22 (Then) the one who had received two talents also came forward and said, ‘Master, you gave me two talents. See, I have made two more.’

23 His master said to him, ‘Well done, my good and faithful servant. Since you were faithful in small matters, I will give you great responsibilities. Come, share your master’s joy.’

24 Then the one who had received the one talent came forward and said, ‘Master, I knew you were a demanding person, harvesting where you did not plant and gathering where you did not scatter;


demanding person:  this indicates that the owner is demanding; this is, indeed, the point of the parable.


25 so out of fear I went off and buried your talent in the ground. Here it is back.’

26 His master said to him in reply, ‘You wicked, lazy servant! So you knew that I harvest where I did not plant and gather where I did not scatter?


Wicked, lazy servant: this man’s inactivity is not negligible but seriously culpable. As punishment, he loses the gift he had received, that is now given to the first servant, whose possessions are already great.  


27 Should you not then have put my money in the bank so that I could have got it back with interest on my return?

28 Now then!
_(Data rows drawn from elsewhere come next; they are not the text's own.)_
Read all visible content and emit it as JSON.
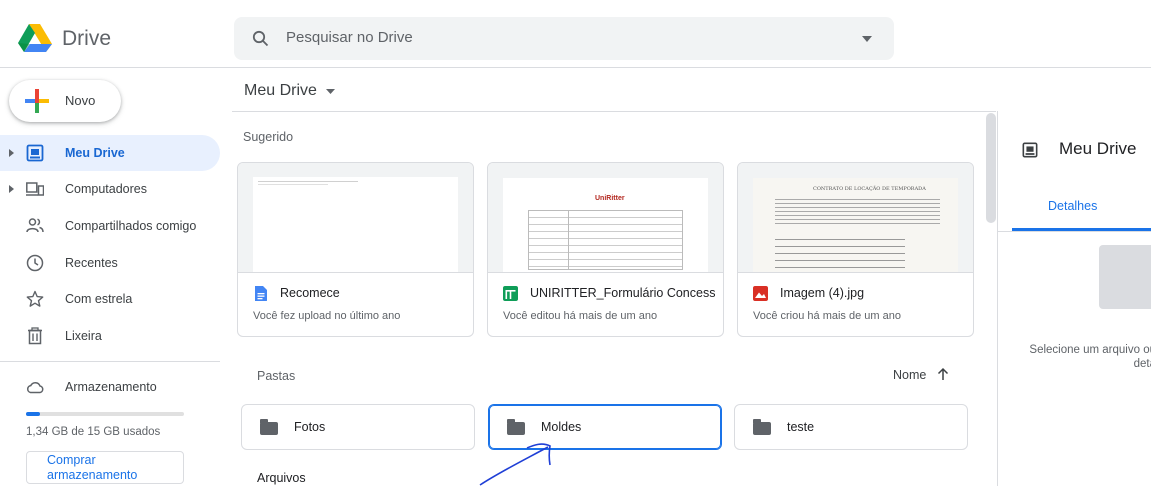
{
  "app": {
    "name": "Drive",
    "search_placeholder": "Pesquisar no Drive"
  },
  "sidebar": {
    "new_label": "Novo",
    "items": [
      {
        "label": "Meu Drive",
        "icon": "my-drive-icon",
        "active": true
      },
      {
        "label": "Computadores",
        "icon": "computers-icon"
      },
      {
        "label": "Compartilhados comigo",
        "icon": "shared-icon"
      },
      {
        "label": "Recentes",
        "icon": "clock-icon"
      },
      {
        "label": "Com estrela",
        "icon": "star-icon"
      },
      {
        "label": "Lixeira",
        "icon": "trash-icon"
      }
    ],
    "storage_label": "Armazenamento",
    "storage_usage": "1,34 GB de 15 GB usados",
    "storage_fraction": 0.09,
    "buy_label_line1": "Comprar",
    "buy_label_line2": "armazenamento"
  },
  "main": {
    "title": "Meu Drive",
    "suggested_label": "Sugerido",
    "suggested": [
      {
        "name": "Recomece",
        "subtitle": "Você fez upload no último ano",
        "icon": "docs-icon",
        "color": "#4285f4"
      },
      {
        "name": "UNIRITTER_Formulário Concess...",
        "subtitle": "Você editou há mais de um ano",
        "icon": "sheets-icon",
        "color": "#0f9d58",
        "thumb_brand": "UniRitter"
      },
      {
        "name": "Imagem (4).jpg",
        "subtitle": "Você criou há mais de um ano",
        "icon": "image-icon",
        "color": "#d93025",
        "thumb_heading": "CONTRATO DE LOCAÇÃO DE TEMPORADA"
      }
    ],
    "folders_label": "Pastas",
    "sort_label": "Nome",
    "folders": [
      {
        "name": "Fotos"
      },
      {
        "name": "Moldes",
        "selected": true
      },
      {
        "name": "teste"
      }
    ],
    "files_label": "Arquivos"
  },
  "details": {
    "title": "Meu Drive",
    "tab": "Detalhes",
    "hint_line1": "Selecione um arquivo ou",
    "hint_line2": "deta"
  },
  "colors": {
    "accent": "#1a73e8",
    "active_bg": "#e8f0fe"
  }
}
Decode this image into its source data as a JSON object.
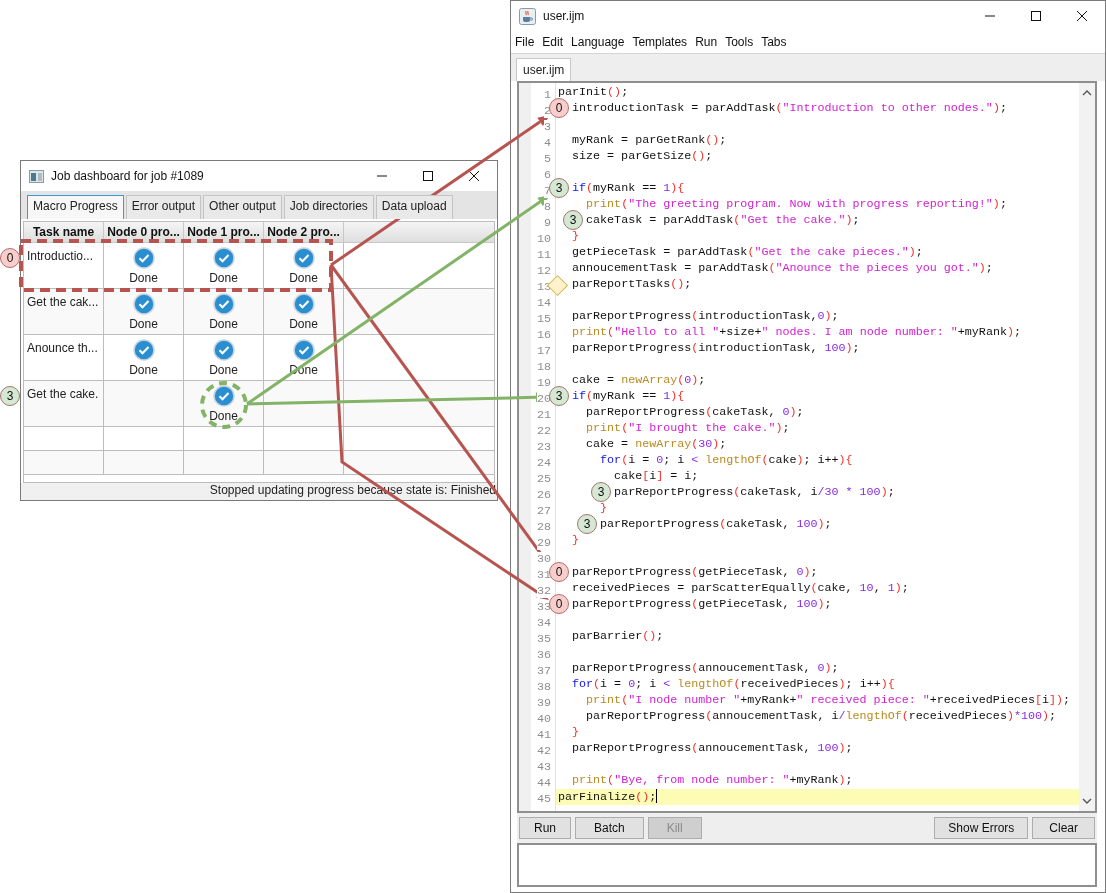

Take the talent from him and give it to the one with ten.

29 For to everyone who has, more will be given and he will grow rich; but from the one who has not, even what he has will be taken away.


everyone who has: See the note on Matthew 13:12 where there is a similar application of this maxim.   This paradoxical saying indicates that the powers conferred upon followers of Christ grow with use and atrophy with disuse.  The punishment for this inactivity is as severe as any positive sin.


30 And throw this useless servant into the darkness outside, where there will be wailing and grinding of teeth.


wailing and grinding of teeth: this is a favorite phrase of Matthew (cf. 13:42, 50; 22:13; 24:51) but is found only once outside of Matthew (cf. Lk 13:28).  It is a reference to hell, and would be very clear to the people of the day, who were familiar with the danger of being thrown outside at night where wild animals hunted.


For comparison purposes, let’s look at the Lucan version of this same parable: Lk 19:12-27.  Here, the amount given is much less; 60 minas were equivalent to a talent in ancient Greece.  But, the reward is more clearly specified.


This weekend, it’s important to study all three readings; as you saw, the second reading helps us understand the first and third readings.  As we are waiting the Lord’s return, we do well to be hard at work, and we do so with joy, using our talents to build up the Kingdom of God here on earth so that, when the Lord comes, we will be rewarded for our labor by being welcomed into God’s kingdom.